Task objective:
Report each line from the records where the string "contact" turns up.

Material supplied:
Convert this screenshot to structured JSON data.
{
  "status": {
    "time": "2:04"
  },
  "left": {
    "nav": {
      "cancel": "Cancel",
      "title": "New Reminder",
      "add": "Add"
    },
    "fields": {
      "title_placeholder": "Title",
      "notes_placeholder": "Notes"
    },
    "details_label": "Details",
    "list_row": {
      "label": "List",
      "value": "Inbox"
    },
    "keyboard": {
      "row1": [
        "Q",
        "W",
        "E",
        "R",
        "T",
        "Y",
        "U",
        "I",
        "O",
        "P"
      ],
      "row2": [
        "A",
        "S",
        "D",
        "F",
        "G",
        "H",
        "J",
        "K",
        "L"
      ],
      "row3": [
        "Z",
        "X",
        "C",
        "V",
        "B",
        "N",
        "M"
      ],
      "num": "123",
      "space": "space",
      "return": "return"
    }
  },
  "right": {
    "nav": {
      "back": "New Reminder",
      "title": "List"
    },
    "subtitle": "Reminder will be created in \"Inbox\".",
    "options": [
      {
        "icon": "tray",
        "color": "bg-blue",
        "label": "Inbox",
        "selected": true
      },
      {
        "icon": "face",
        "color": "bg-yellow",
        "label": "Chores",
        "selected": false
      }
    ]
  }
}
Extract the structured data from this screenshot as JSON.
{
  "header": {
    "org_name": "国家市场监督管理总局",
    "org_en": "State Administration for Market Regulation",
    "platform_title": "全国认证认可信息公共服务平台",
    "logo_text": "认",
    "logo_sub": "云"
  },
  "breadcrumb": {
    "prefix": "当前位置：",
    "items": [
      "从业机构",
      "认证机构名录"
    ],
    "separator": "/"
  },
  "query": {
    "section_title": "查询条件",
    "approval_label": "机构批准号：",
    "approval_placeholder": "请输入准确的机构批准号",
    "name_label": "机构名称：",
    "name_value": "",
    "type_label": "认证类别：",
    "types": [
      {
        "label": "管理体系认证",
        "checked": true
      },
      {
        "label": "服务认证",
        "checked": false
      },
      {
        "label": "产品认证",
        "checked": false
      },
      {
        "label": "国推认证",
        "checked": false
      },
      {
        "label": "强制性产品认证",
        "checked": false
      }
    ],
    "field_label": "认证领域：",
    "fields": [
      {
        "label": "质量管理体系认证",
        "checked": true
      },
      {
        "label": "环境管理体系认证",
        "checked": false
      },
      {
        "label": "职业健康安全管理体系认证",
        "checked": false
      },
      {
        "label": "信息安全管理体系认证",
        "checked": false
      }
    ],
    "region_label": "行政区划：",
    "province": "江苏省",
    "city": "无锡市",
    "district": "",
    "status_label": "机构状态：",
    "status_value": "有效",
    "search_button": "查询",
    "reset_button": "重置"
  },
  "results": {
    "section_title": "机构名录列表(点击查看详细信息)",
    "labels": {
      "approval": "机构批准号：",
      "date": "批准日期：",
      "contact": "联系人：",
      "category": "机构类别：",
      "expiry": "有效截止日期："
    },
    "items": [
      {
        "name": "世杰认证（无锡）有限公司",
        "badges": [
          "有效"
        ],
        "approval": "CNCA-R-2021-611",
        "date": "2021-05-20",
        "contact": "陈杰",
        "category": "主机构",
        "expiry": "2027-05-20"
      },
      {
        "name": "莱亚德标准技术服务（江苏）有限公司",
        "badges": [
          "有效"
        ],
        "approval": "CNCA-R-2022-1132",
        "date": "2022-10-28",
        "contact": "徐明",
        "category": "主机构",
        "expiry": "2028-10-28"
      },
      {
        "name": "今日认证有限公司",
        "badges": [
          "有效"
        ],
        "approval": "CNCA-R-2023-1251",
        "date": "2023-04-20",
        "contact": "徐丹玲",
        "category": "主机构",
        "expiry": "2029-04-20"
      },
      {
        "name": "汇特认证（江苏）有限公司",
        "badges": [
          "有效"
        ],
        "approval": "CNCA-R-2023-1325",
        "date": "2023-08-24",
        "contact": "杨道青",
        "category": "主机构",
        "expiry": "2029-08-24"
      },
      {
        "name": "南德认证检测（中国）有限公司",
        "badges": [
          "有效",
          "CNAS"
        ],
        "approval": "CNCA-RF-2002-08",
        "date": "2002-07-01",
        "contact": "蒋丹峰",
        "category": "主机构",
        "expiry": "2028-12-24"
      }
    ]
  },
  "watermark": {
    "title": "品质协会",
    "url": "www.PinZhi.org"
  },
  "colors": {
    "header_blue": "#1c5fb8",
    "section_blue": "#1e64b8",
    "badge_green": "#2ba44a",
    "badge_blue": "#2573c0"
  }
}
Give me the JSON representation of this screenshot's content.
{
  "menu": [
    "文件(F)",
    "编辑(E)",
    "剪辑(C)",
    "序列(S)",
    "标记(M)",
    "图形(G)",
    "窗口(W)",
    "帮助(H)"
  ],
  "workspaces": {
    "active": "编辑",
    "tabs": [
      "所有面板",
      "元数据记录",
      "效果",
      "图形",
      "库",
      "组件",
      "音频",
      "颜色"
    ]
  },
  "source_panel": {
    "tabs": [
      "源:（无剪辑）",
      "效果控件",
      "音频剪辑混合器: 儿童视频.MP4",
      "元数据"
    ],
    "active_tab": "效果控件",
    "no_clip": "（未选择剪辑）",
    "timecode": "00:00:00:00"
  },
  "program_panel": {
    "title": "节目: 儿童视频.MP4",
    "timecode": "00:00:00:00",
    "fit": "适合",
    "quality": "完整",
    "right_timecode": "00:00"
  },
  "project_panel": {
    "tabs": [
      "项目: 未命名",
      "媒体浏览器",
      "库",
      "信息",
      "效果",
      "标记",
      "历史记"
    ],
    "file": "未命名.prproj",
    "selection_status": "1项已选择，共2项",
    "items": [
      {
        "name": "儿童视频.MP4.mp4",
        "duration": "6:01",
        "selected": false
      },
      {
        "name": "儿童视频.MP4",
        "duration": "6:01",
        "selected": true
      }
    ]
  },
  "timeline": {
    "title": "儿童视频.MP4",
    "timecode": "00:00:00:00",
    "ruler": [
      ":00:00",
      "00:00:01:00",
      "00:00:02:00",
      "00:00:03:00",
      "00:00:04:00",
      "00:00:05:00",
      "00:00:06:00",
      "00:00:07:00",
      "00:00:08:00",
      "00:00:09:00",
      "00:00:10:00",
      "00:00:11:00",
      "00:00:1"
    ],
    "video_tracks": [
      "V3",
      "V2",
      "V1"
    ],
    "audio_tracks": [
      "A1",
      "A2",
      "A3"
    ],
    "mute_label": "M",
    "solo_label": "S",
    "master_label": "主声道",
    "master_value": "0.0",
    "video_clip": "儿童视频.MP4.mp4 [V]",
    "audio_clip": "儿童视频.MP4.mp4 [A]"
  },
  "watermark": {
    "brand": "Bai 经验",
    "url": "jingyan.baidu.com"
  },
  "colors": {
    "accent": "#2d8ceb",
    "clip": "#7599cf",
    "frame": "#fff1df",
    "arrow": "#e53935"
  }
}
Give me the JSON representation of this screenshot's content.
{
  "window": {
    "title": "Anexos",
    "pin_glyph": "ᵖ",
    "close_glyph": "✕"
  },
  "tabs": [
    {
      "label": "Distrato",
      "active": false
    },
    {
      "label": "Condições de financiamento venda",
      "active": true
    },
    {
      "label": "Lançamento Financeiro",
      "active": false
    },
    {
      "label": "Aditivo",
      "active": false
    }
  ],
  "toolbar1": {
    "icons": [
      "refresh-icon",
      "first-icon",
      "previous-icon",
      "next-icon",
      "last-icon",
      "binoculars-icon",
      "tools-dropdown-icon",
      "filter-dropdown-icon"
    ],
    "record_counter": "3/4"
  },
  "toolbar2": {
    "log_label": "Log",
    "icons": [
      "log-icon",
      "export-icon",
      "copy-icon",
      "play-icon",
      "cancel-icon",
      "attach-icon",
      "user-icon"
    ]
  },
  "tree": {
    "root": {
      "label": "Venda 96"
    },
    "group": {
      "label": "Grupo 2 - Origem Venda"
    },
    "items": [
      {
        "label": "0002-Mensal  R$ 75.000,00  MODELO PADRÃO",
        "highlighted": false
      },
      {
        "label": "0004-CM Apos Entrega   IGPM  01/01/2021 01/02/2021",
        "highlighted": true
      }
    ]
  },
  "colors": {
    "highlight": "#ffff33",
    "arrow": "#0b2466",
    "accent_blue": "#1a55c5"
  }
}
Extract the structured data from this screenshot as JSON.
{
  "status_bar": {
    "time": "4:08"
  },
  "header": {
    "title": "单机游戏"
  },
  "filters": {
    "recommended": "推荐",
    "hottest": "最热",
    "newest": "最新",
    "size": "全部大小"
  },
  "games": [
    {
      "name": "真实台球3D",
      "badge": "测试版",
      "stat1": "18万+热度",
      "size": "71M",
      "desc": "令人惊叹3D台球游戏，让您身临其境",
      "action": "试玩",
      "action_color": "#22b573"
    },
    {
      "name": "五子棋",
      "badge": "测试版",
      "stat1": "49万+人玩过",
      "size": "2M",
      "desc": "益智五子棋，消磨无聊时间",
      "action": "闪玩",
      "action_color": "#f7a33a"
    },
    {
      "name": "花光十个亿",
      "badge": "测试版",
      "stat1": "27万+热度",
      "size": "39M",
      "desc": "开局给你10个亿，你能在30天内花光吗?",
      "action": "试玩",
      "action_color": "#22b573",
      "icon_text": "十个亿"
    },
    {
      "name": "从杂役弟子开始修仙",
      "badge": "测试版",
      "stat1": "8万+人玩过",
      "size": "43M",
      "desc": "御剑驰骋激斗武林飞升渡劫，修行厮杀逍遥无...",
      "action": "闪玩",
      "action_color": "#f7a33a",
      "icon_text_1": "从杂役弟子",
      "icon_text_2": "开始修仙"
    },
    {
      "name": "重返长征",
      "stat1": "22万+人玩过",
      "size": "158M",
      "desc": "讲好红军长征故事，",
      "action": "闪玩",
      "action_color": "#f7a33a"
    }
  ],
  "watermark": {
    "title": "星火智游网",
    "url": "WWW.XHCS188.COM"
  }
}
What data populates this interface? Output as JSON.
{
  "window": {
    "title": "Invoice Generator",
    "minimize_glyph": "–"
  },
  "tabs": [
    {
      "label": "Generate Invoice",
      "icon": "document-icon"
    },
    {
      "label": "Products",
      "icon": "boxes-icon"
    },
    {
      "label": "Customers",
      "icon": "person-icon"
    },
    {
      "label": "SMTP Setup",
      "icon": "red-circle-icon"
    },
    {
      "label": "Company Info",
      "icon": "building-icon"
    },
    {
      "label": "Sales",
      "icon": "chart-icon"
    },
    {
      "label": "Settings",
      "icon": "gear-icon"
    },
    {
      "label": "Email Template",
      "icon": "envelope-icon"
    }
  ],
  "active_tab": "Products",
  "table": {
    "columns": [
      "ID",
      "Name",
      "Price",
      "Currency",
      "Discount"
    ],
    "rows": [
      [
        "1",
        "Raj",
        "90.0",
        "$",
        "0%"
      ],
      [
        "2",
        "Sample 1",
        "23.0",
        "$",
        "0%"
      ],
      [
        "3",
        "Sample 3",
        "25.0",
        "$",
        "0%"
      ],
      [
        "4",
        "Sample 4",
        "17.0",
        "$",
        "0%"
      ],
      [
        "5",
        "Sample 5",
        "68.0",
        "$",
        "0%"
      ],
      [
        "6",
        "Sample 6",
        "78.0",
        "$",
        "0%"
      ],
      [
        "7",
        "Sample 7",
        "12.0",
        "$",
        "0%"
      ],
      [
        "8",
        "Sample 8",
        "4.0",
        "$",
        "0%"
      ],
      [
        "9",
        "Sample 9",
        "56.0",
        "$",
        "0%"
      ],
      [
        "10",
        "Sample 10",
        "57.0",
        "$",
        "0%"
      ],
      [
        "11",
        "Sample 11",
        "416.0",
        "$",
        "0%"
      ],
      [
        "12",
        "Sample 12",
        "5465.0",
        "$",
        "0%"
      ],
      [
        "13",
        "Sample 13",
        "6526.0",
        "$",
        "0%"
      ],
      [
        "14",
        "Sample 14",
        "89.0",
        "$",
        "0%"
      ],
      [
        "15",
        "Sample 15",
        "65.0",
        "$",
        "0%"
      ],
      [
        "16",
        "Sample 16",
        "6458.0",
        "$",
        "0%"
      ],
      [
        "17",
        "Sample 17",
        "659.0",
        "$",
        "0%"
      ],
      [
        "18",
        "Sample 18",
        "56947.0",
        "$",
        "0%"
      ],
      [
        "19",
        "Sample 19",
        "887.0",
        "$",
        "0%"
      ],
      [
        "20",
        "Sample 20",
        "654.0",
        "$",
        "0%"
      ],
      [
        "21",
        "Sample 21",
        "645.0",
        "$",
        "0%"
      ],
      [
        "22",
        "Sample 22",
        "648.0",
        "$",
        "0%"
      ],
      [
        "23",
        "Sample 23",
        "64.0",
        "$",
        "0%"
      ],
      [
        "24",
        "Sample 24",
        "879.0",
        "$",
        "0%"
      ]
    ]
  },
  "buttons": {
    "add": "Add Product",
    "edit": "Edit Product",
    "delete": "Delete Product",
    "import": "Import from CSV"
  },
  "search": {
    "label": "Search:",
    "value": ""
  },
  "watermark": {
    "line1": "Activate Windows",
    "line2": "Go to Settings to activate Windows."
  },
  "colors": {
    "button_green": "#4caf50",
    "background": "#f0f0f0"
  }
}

Result of the task:
      "contact": "联系人：",
        "contact": "陈杰",
        "contact": "徐明",
        "contact": "徐丹玲",
        "contact": "杨道青",
        "contact": "蒋丹峰",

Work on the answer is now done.